:: Required action ::
Copy each line of the data below with the word "Редактирование".
■ ■ ■ ■ ■ ■ ■
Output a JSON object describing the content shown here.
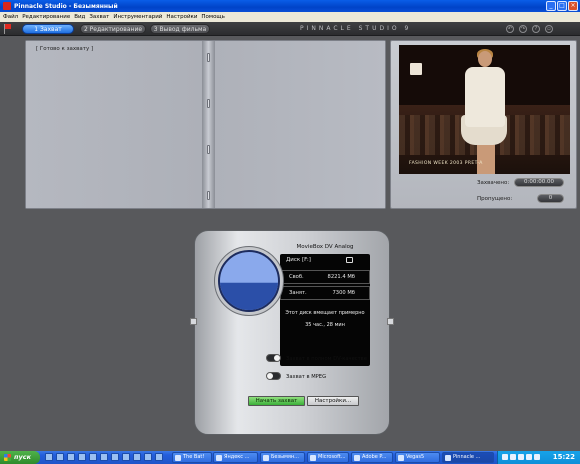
{
  "window": {
    "title": "Pinnacle Studio - Безымянный"
  },
  "menu": [
    "Файл",
    "Редактирование",
    "Вид",
    "Захват",
    "Инструментарий",
    "Настройки",
    "Помощь"
  ],
  "tabs": [
    {
      "label": "1 Захват",
      "active": true
    },
    {
      "label": "2 Редактирование",
      "active": false
    },
    {
      "label": "3 Вывод фильма",
      "active": false
    }
  ],
  "brand": "PINNACLE STUDIO 9",
  "capture_panel": {
    "status": "[ Готово к захвату ]"
  },
  "preview": {
    "video_caption": "FASHION WEEK 2003 PRET-A",
    "captured_label": "Захвачено:",
    "captured_value": "0:00:00.00",
    "dropped_label": "Пропущено:",
    "dropped_value": "0"
  },
  "device": {
    "name": "MovieBox DV Analog",
    "disk": "Диск [F:]",
    "free_label": "Своб.",
    "free_value": "8221.4 Мб",
    "used_label": "Занят.",
    "used_value": "7300 Мб",
    "remaining_text": "Этот диск вмещает примерно",
    "remaining_time": "35 час., 28 мин",
    "disk_used_fraction": 0.47,
    "option_dv": "Захват в полном DV-качестве",
    "option_mpeg": "Захват в MPEG",
    "start_button": "Начать захват",
    "settings_button": "Настройки..."
  },
  "taskbar": {
    "start": "пуск",
    "tasks": [
      "The Bat!",
      "Яндекс ...",
      "Безымян...",
      "Microsoft...",
      "Adobe P...",
      "Vegas5",
      "Pinnacle ..."
    ],
    "active_task": "Pinnacle ...",
    "clock": "15:22"
  },
  "colors": {
    "accent_tab": "#2a7ae8",
    "disk_used": "#2b4fa8",
    "disk_free": "#8aa9ec",
    "start_button": "#46b83f"
  }
}
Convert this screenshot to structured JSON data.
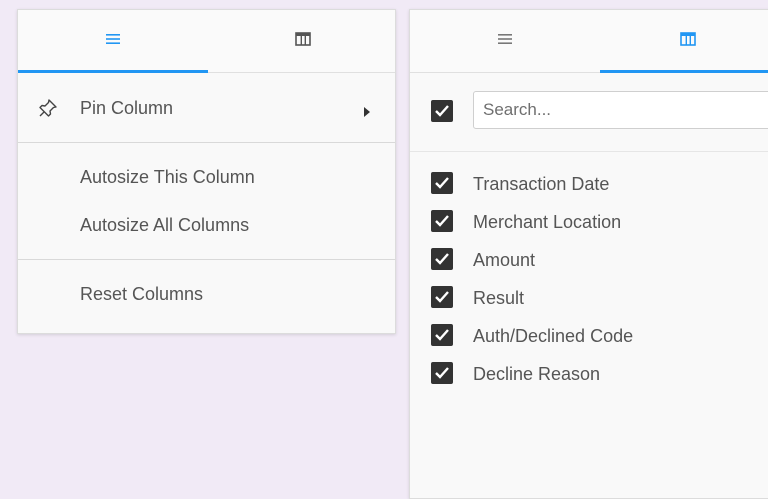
{
  "column_menu": {
    "tabs": [
      {
        "icon": "hamburger-icon",
        "active": true
      },
      {
        "icon": "columns-icon",
        "active": false
      }
    ],
    "items": [
      {
        "label": "Pin Column",
        "icon": "pin-icon",
        "submenu": true
      },
      {
        "label": "Autosize This Column"
      },
      {
        "label": "Autosize All Columns"
      },
      {
        "label": "Reset Columns"
      }
    ]
  },
  "columns_panel": {
    "tabs": [
      {
        "icon": "hamburger-icon",
        "active": false
      },
      {
        "icon": "columns-icon",
        "active": true
      }
    ],
    "select_all_checked": true,
    "search_placeholder": "Search...",
    "columns": [
      {
        "label": "Transaction Date",
        "checked": true
      },
      {
        "label": "Merchant Location",
        "checked": true
      },
      {
        "label": "Amount",
        "checked": true
      },
      {
        "label": "Result",
        "checked": true
      },
      {
        "label": "Auth/Declined Code",
        "checked": true
      },
      {
        "label": "Decline Reason",
        "checked": true
      }
    ]
  },
  "colors": {
    "accent": "#2196f3",
    "checkbox": "#333333",
    "background": "#f1eaf6"
  }
}
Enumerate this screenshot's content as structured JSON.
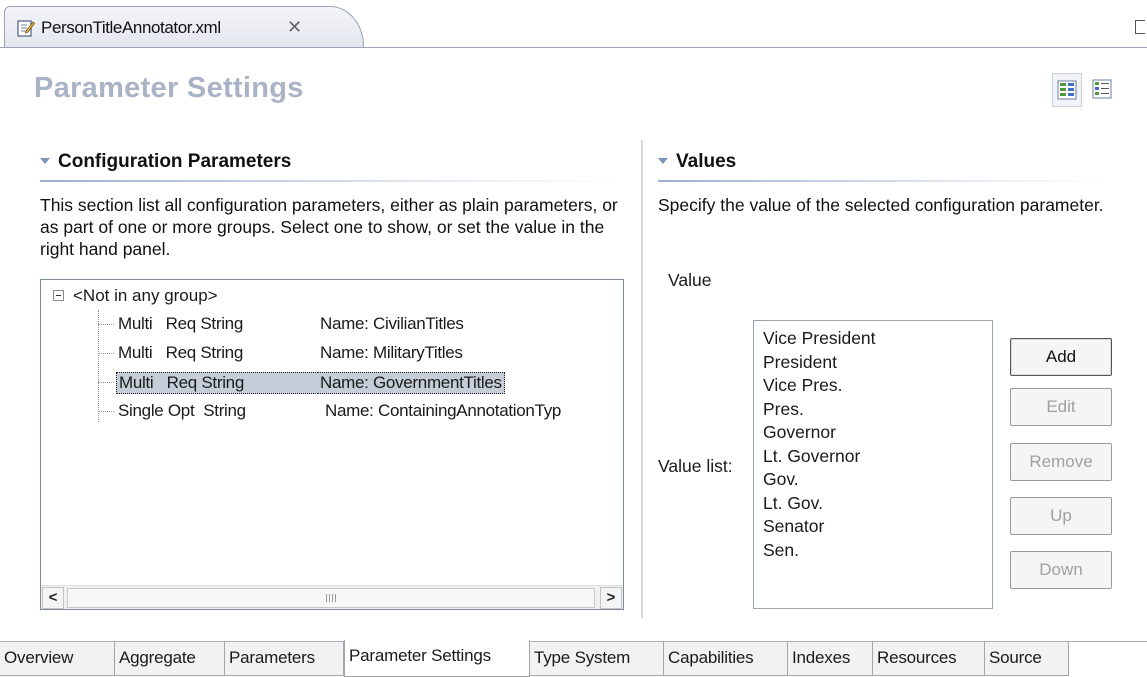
{
  "editor": {
    "tab_title": "PersonTitleAnnotator.xml",
    "close_glyph": "✕",
    "file_icon": "xml-file-edit-icon",
    "maximize_icon": "maximize-icon"
  },
  "page": {
    "title": "Parameter Settings",
    "layout_icons": [
      "horizontal-layout-icon",
      "vertical-layout-icon"
    ]
  },
  "config_params": {
    "title": "Configuration Parameters",
    "description": "This section list all configuration parameters, either as plain parameters, or as part of one or more groups.  Select one to show, or set the value in the right hand panel.",
    "tree": {
      "root_label": "<Not in any group>",
      "rows": [
        {
          "mods": "Multi   Req String",
          "name": "Name: CivilianTitles",
          "selected": false
        },
        {
          "mods": "Multi   Req String",
          "name": "Name: MilitaryTitles",
          "selected": false
        },
        {
          "mods": "Multi   Req String",
          "name": "Name: GovernmentTitles",
          "selected": true
        },
        {
          "mods": "Single Opt  String",
          "name": "Name: ContainingAnnotationTyp",
          "selected": false
        }
      ]
    },
    "scroll_left": "<",
    "scroll_right": ">"
  },
  "values": {
    "title": "Values",
    "description": "Specify the value of the selected configuration parameter.",
    "value_label": "Value",
    "value_list_label": "Value list:",
    "items": [
      "Vice President",
      "President",
      "Vice Pres.",
      "Pres.",
      "Governor",
      "Lt. Governor",
      "Gov.",
      "Lt. Gov.",
      "Senator",
      "Sen."
    ],
    "buttons": {
      "add": "Add",
      "edit": "Edit",
      "remove": "Remove",
      "up": "Up",
      "down": "Down"
    }
  },
  "page_tabs": [
    "Overview",
    "Aggregate",
    "Parameters",
    "Parameter Settings",
    "Type System",
    "Capabilities",
    "Indexes",
    "Resources",
    "Source"
  ],
  "active_page_tab": "Parameter Settings"
}
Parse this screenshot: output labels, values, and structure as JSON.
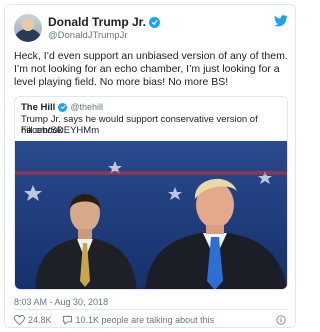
{
  "tweet": {
    "display_name": "Donald Trump Jr.",
    "handle": "@DonaldJTrumpJr",
    "text": "Heck, I’d even support an unbiased version of any of them. I’m not looking for an echo chamber, I’m just looking for a level playing field. No more bias! No more BS!",
    "timestamp": "8:03 AM - Aug 30, 2018",
    "likes": "24.8K",
    "replies_text": "10.1K people are talking about this"
  },
  "quoted": {
    "source": "The Hill",
    "handle": "@thehill",
    "text": "Trump Jr. says he would support conservative version of Facebook",
    "link": "hill.cm/SDEYHMm"
  },
  "icons": {
    "verified": "verified-badge-icon",
    "twitter": "twitter-bird-icon",
    "heart": "heart-icon",
    "reply": "speech-bubble-icon",
    "info": "info-icon"
  },
  "colors": {
    "accent": "#1da1f2",
    "text": "#1c2022",
    "muted": "#697882",
    "border": "#e1e8ed"
  }
}
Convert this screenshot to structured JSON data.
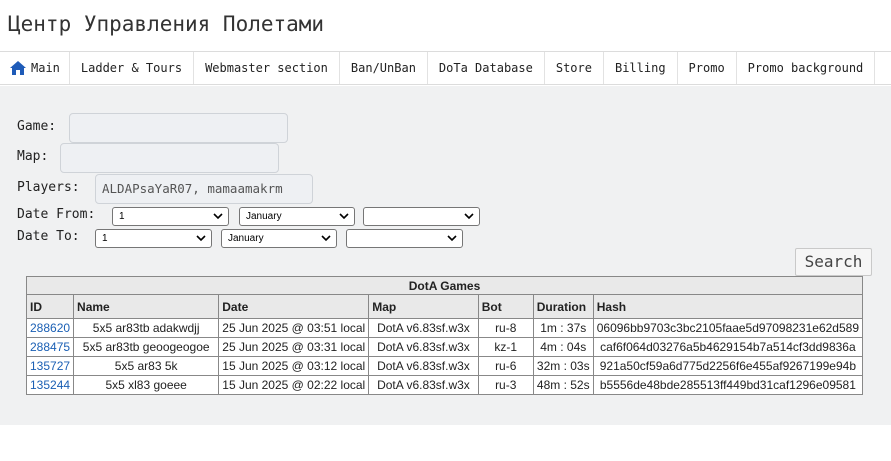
{
  "site": {
    "title": "Центр Управления Полетами"
  },
  "nav": {
    "items": [
      {
        "label": "Main",
        "icon": "home-icon"
      },
      {
        "label": "Ladder & Tours"
      },
      {
        "label": "Webmaster section"
      },
      {
        "label": "Ban/UnBan"
      },
      {
        "label": "DoTa Database"
      },
      {
        "label": "Store"
      },
      {
        "label": "Billing"
      },
      {
        "label": "Promo"
      },
      {
        "label": "Promo background"
      }
    ]
  },
  "form": {
    "game_label": "Game:",
    "game_value": "",
    "map_label": "Map:",
    "map_value": "",
    "players_label": "Players:",
    "players_value": "ALDAPsaYaR07, mamaamakrm",
    "date_from_label": "Date From:",
    "date_to_label": "Date To:",
    "date_from": {
      "day": "1",
      "month": "January",
      "year": ""
    },
    "date_to": {
      "day": "1",
      "month": "January",
      "year": ""
    },
    "search_label": "Search"
  },
  "table": {
    "caption": "DotA Games",
    "columns": [
      "ID",
      "Name",
      "Date",
      "Map",
      "Bot",
      "Duration",
      "Hash"
    ],
    "rows": [
      {
        "id": "288620",
        "name": "5x5 ar83tb adakwdjj",
        "date": "25 Jun 2025 @ 03:51 local",
        "map": "DotA v6.83sf.w3x",
        "bot": "ru-8",
        "duration": "1m : 37s",
        "hash": "06096bb9703c3bc2105faae5d97098231e62d589"
      },
      {
        "id": "288475",
        "name": "5x5 ar83tb geoogeogoe",
        "date": "25 Jun 2025 @ 03:31 local",
        "map": "DotA v6.83sf.w3x",
        "bot": "kz-1",
        "duration": "4m : 04s",
        "hash": "caf6f064d03276a5b4629154b7a514cf3dd9836a"
      },
      {
        "id": "135727",
        "name": "5x5 ar83 5k",
        "date": "15 Jun 2025 @ 03:12 local",
        "map": "DotA v6.83sf.w3x",
        "bot": "ru-6",
        "duration": "32m : 03s",
        "hash": "921a50cf59a6d775d2256f6e455af9267199e94b"
      },
      {
        "id": "135244",
        "name": "5x5 xl83 goeee",
        "date": "15 Jun 2025 @ 02:22 local",
        "map": "DotA v6.83sf.w3x",
        "bot": "ru-3",
        "duration": "48m : 52s",
        "hash": "b5556de48bde285513ff449bd31caf1296e09581"
      }
    ]
  },
  "colors": {
    "link": "#1a5fb4",
    "home_icon": "#1e5bb8",
    "panel_bg": "#f0f1f2"
  }
}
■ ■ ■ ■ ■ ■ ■
:: Solution for this problem ::
    "Редактирование",
      "label": "2 Редактирование",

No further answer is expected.